3. Klassik | Shank Hall | 6 March
It takes a lot to get me to Shank Hall but I wouldn’t have missed this one for the world. This was the official vinyl release show for Klassik’s latest masterpiece, QUIET. A full-band production the likes of which we hadn’t seen before and may never see again. I remember it like it was yesterday, dinner at Maharaja with David beforehand, that warm, loving atmosphere of all the people who knew that it was important to be there, not simply to support our friends but to take in the culmination of this brilliant creative force and these incredible songs. Ugh, what a production it was, bringing home the notion of shutting out the world in order to find peace within, then spreading that message of peace, forcefully, joyously, through art, spilling yourself out onto the stage and connecting with people, slowly changing people, bringing people together. It’s going to happen again some day. Some way.
2. Ravi/Lola | Circle A Café | 31 January
It was a winter’s night like any other. You open the door, walk up those couple of stairs, turn to your right, and there’s Paul Setser, taking your five bucks with a smile. How silly it never occurred to me that this could be the last time I’d ever see him. God damn it. Now, I’d seen Ravi/Lola plenty of times before, I’d seen everybody in that band a bunch of times before in various conglomerations of the Activities Records clique, one of the creative collectives that has made a lot of the Milwaukee-est music so far this century, that makes me so incredibly proud to call this city and Riverwest in particular my home, and that has made Circle A my dearest neighborhood hangout for so many years. But I had never seen Ravi/Lola play like this before. The magic in that little room on this night, the way Casey Seymour’s peculiar retro-baroque-chamber-pop tendencies were brought to life with this particular ensemble, usual suspects in less-usual roles, was ten times more powerful than I ever thought this group was capable of being. You give a band enough time together, united under a distinctive visionary, and you’re going to get these kinds of results if you’re patient enough. I had foolishly underestimated Ravi/Lola’s potential. They were a force of nature on this night. I dearly hope that spark remains, that the Circle-A energy survives this maddening, heartbreaking defeat we’re currently living through. I can’t think about this any more right now.

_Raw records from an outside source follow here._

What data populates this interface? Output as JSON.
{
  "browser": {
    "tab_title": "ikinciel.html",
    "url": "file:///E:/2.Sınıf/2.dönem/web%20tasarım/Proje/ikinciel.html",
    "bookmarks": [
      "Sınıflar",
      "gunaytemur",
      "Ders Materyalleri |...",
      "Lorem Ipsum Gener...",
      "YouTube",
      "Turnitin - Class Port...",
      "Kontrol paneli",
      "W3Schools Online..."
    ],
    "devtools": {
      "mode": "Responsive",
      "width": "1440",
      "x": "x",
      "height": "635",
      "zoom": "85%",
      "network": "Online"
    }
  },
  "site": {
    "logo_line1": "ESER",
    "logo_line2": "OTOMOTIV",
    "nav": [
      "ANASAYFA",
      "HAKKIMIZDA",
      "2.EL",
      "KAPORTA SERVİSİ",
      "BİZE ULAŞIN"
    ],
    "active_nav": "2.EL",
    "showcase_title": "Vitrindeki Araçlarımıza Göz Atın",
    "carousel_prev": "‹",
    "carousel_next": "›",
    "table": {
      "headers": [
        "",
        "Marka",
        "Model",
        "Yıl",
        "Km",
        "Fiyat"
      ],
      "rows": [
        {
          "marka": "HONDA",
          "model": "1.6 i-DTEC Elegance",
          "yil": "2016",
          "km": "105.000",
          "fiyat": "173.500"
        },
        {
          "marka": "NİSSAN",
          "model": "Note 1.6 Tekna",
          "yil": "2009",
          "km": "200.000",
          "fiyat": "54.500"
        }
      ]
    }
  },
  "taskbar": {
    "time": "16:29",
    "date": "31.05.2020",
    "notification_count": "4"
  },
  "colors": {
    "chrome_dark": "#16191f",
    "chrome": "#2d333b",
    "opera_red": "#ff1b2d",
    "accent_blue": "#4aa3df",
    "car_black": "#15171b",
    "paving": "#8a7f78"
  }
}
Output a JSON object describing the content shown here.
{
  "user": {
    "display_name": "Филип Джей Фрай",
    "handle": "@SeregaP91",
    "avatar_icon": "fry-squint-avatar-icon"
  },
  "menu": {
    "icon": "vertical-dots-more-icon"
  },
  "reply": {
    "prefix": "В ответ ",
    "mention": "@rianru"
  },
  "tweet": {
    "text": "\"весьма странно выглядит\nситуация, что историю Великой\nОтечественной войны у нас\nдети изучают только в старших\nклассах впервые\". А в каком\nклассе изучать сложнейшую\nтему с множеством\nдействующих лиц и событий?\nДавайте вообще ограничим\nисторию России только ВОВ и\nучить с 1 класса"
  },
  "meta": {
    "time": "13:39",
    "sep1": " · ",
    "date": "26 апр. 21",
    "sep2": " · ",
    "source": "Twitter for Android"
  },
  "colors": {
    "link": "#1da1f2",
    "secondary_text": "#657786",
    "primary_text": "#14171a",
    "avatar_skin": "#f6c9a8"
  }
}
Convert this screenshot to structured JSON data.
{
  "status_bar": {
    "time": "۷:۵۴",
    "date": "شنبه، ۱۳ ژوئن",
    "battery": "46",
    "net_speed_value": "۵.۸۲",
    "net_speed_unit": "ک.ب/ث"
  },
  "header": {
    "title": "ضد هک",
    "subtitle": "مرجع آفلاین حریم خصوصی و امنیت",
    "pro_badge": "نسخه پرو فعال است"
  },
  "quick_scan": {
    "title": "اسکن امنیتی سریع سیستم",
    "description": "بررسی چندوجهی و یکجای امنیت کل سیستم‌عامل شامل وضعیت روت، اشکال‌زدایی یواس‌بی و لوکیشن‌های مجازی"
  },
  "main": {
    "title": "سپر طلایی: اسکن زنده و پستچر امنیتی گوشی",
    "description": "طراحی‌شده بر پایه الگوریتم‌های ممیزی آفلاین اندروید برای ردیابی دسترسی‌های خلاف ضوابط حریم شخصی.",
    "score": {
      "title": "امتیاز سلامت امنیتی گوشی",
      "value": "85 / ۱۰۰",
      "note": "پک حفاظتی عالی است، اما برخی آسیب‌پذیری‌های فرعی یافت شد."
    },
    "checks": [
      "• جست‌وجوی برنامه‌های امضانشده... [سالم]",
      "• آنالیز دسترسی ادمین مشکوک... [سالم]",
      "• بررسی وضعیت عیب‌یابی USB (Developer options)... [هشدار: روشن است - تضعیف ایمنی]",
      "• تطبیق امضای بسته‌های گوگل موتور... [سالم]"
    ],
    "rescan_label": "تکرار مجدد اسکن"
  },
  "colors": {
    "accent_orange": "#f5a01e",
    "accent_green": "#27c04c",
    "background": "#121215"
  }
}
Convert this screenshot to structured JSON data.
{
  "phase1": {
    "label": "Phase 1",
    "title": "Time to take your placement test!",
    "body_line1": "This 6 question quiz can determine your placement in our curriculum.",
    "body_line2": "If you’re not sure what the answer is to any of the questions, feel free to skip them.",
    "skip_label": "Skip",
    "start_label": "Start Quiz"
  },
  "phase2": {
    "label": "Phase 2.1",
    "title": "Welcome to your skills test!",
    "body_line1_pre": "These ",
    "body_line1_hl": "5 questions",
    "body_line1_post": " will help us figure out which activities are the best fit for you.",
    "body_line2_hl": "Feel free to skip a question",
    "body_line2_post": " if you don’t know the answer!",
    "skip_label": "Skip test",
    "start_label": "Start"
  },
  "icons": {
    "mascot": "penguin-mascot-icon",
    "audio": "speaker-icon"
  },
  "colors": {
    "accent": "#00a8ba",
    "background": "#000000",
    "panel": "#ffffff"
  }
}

1. Mr. Bungle | The Warfield | 13 February
Good God this is painful. Why am I doing this to myself? To think that we got on a plane, flew to San Francisco, spent almost a week exploring the city and the surrounding beauteous countryside with hardly a care in the world, the ocean, the forests, the mountains. That we entered the hallowed halls of The Warfield on the 50th birthday of heavy metal itself and witnessed the once and possibly future greatest band on the fucking planet rip through a mind-boggling set of punishing and hilarious music like no other band could ever do. To think that if they’d scheduled these shows for even a month later…they might not ever have occurred. The most dearly anticipated band reunion of my life.
I hope we can all do more of the things we love in 2021.